Excerpts from an interface dataset:
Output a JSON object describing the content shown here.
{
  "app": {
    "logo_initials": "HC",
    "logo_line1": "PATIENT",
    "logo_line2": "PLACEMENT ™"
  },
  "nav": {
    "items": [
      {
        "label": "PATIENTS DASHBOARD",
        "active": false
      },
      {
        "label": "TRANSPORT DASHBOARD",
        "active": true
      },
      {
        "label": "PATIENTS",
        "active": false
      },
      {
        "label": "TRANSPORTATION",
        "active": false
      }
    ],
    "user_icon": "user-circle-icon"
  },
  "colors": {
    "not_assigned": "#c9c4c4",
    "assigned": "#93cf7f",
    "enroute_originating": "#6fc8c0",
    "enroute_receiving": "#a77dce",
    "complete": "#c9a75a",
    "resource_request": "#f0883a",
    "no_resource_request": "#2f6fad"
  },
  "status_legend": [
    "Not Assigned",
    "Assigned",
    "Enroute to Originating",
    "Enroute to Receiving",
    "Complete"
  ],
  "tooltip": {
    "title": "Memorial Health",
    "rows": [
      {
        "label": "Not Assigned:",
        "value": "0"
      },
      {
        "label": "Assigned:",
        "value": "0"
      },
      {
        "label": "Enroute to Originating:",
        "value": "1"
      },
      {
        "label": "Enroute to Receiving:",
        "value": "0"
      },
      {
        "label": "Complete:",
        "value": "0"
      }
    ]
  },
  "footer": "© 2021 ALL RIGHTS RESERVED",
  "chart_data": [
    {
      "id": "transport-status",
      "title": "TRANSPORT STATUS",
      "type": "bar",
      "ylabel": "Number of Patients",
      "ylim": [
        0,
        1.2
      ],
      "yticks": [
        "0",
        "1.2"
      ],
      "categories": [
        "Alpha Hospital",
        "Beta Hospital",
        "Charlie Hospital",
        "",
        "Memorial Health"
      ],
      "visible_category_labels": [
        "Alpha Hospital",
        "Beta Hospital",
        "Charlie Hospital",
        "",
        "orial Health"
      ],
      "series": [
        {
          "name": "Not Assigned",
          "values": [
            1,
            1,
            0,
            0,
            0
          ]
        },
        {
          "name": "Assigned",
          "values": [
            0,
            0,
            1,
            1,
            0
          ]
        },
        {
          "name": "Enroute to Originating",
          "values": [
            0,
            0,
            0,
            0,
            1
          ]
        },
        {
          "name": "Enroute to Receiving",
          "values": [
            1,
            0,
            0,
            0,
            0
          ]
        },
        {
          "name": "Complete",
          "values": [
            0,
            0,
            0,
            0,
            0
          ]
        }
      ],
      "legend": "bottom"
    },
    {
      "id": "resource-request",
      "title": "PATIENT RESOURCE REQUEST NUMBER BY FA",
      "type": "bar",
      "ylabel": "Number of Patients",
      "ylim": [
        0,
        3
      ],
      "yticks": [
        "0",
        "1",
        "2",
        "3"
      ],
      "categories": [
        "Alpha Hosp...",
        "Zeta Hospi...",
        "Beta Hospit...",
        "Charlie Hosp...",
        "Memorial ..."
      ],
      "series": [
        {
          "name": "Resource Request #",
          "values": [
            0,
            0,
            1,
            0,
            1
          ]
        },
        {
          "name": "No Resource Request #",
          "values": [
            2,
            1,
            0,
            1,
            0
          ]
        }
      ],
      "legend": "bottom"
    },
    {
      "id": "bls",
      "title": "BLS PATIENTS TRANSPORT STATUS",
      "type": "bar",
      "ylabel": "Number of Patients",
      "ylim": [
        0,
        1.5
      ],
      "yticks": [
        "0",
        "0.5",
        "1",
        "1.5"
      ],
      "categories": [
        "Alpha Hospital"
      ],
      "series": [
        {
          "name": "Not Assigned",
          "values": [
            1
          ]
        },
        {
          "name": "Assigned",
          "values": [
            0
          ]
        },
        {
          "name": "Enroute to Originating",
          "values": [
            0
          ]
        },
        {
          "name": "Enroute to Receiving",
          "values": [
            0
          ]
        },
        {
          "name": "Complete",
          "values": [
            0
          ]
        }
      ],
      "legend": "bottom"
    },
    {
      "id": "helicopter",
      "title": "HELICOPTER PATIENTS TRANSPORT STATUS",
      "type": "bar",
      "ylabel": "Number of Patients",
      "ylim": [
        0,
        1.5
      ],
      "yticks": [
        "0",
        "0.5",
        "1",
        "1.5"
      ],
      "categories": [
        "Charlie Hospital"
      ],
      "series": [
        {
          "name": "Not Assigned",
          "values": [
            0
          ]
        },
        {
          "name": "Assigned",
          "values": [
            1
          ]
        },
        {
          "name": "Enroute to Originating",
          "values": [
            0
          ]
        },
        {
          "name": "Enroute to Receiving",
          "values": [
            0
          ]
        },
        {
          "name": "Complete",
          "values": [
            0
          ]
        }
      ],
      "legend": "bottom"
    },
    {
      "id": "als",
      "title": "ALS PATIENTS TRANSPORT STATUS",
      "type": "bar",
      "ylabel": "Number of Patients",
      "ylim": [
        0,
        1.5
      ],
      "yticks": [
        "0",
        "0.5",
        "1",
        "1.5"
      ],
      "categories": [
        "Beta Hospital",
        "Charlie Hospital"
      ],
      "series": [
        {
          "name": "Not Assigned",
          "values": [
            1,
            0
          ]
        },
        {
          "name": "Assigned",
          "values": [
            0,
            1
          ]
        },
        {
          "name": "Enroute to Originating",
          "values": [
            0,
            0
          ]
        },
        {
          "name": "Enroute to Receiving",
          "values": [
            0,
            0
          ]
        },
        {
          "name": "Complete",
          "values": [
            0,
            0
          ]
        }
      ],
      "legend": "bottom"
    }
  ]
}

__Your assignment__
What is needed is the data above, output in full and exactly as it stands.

__Reply to the exercise__
Output a JSON object describing the content shown here.
{
  "app": {
    "logo_initials": "HC",
    "logo_line1": "PATIENT",
    "logo_line2": "PLACEMENT ™"
  },
  "nav": {
    "items": [
      {
        "label": "PATIENTS DASHBOARD",
        "active": false
      },
      {
        "label": "TRANSPORT DASHBOARD",
        "active": true
      },
      {
        "label": "PATIENTS",
        "active": false
      },
      {
        "label": "TRANSPORTATION",
        "active": false
      }
    ],
    "user_icon": "user-circle-icon"
  },
  "colors": {
    "not_assigned": "#c9c4c4",
    "assigned": "#93cf7f",
    "enroute_originating": "#6fc8c0",
    "enroute_receiving": "#a77dce",
    "complete": "#c9a75a",
    "resource_request": "#f0883a",
    "no_resource_request": "#2f6fad"
  },
  "status_legend": [
    "Not Assigned",
    "Assigned",
    "Enroute to Originating",
    "Enroute to Receiving",
    "Complete"
  ],
  "tooltip": {
    "title": "Memorial Health",
    "rows": [
      {
        "label": "Not Assigned:",
        "value": "0"
      },
      {
        "label": "Assigned:",
        "value": "0"
      },
      {
        "label": "Enroute to Originating:",
        "value": "1"
      },
      {
        "label": "Enroute to Receiving:",
        "value": "0"
      },
      {
        "label": "Complete:",
        "value": "0"
      }
    ]
  },
  "footer": "© 2021 ALL RIGHTS RESERVED",
  "chart_data": [
    {
      "id": "transport-status",
      "title": "TRANSPORT STATUS",
      "type": "bar",
      "ylabel": "Number of Patients",
      "ylim": [
        0,
        1.2
      ],
      "yticks": [
        "0",
        "1.2"
      ],
      "categories": [
        "Alpha Hospital",
        "Beta Hospital",
        "Charlie Hospital",
        "",
        "Memorial Health"
      ],
      "visible_category_labels": [
        "Alpha Hospital",
        "Beta Hospital",
        "Charlie Hospital",
        "",
        "orial Health"
      ],
      "series": [
        {
          "name": "Not Assigned",
          "values": [
            1,
            1,
            0,
            0,
            0
          ]
        },
        {
          "name": "Assigned",
          "values": [
            0,
            0,
            1,
            1,
            0
          ]
        },
        {
          "name": "Enroute to Originating",
          "values": [
            0,
            0,
            0,
            0,
            1
          ]
        },
        {
          "name": "Enroute to Receiving",
          "values": [
            1,
            0,
            0,
            0,
            0
          ]
        },
        {
          "name": "Complete",
          "values": [
            0,
            0,
            0,
            0,
            0
          ]
        }
      ],
      "legend": "bottom"
    },
    {
      "id": "resource-request",
      "title": "PATIENT RESOURCE REQUEST NUMBER BY FA",
      "type": "bar",
      "ylabel": "Number of Patients",
      "ylim": [
        0,
        3
      ],
      "yticks": [
        "0",
        "1",
        "2",
        "3"
      ],
      "categories": [
        "Alpha Hosp...",
        "Zeta Hospi...",
        "Beta Hospit...",
        "Charlie Hosp...",
        "Memorial ..."
      ],
      "series": [
        {
          "name": "Resource Request #",
          "values": [
            0,
            0,
            1,
            0,
            1
          ]
        },
        {
          "name": "No Resource Request #",
          "values": [
            2,
            1,
            0,
            1,
            0
          ]
        }
      ],
      "legend": "bottom"
    },
    {
      "id": "bls",
      "title": "BLS PATIENTS TRANSPORT STATUS",
      "type": "bar",
      "ylabel": "Number of Patients",
      "ylim": [
        0,
        1.5
      ],
      "yticks": [
        "0",
        "0.5",
        "1",
        "1.5"
      ],
      "categories": [
        "Alpha Hospital"
      ],
      "series": [
        {
          "name": "Not Assigned",
          "values": [
            1
          ]
        },
        {
          "name": "Assigned",
          "values": [
            0
          ]
        },
        {
          "name": "Enroute to Originating",
          "values": [
            0
          ]
        },
        {
          "name": "Enroute to Receiving",
          "values": [
            0
          ]
        },
        {
          "name": "Complete",
          "values": [
            0
          ]
        }
      ],
      "legend": "bottom"
    },
    {
      "id": "helicopter",
      "title": "HELICOPTER PATIENTS TRANSPORT STATUS",
      "type": "bar",
      "ylabel": "Number of Patients",
      "ylim": [
        0,
        1.5
      ],
      "yticks": [
        "0",
        "0.5",
        "1",
        "1.5"
      ],
      "categories": [
        "Charlie Hospital"
      ],
      "series": [
        {
          "name": "Not Assigned",
          "values": [
            0
          ]
        },
        {
          "name": "Assigned",
          "values": [
            1
          ]
        },
        {
          "name": "Enroute to Originating",
          "values": [
            0
          ]
        },
        {
          "name": "Enroute to Receiving",
          "values": [
            0
          ]
        },
        {
          "name": "Complete",
          "values": [
            0
          ]
        }
      ],
      "legend": "bottom"
    },
    {
      "id": "als",
      "title": "ALS PATIENTS TRANSPORT STATUS",
      "type": "bar",
      "ylabel": "Number of Patients",
      "ylim": [
        0,
        1.5
      ],
      "yticks": [
        "0",
        "0.5",
        "1",
        "1.5"
      ],
      "categories": [
        "Beta Hospital",
        "Charlie Hospital"
      ],
      "series": [
        {
          "name": "Not Assigned",
          "values": [
            1,
            0
          ]
        },
        {
          "name": "Assigned",
          "values": [
            0,
            1
          ]
        },
        {
          "name": "Enroute to Originating",
          "values": [
            0,
            0
          ]
        },
        {
          "name": "Enroute to Receiving",
          "values": [
            0,
            0
          ]
        },
        {
          "name": "Complete",
          "values": [
            0,
            0
          ]
        }
      ],
      "legend": "bottom"
    }
  ]
}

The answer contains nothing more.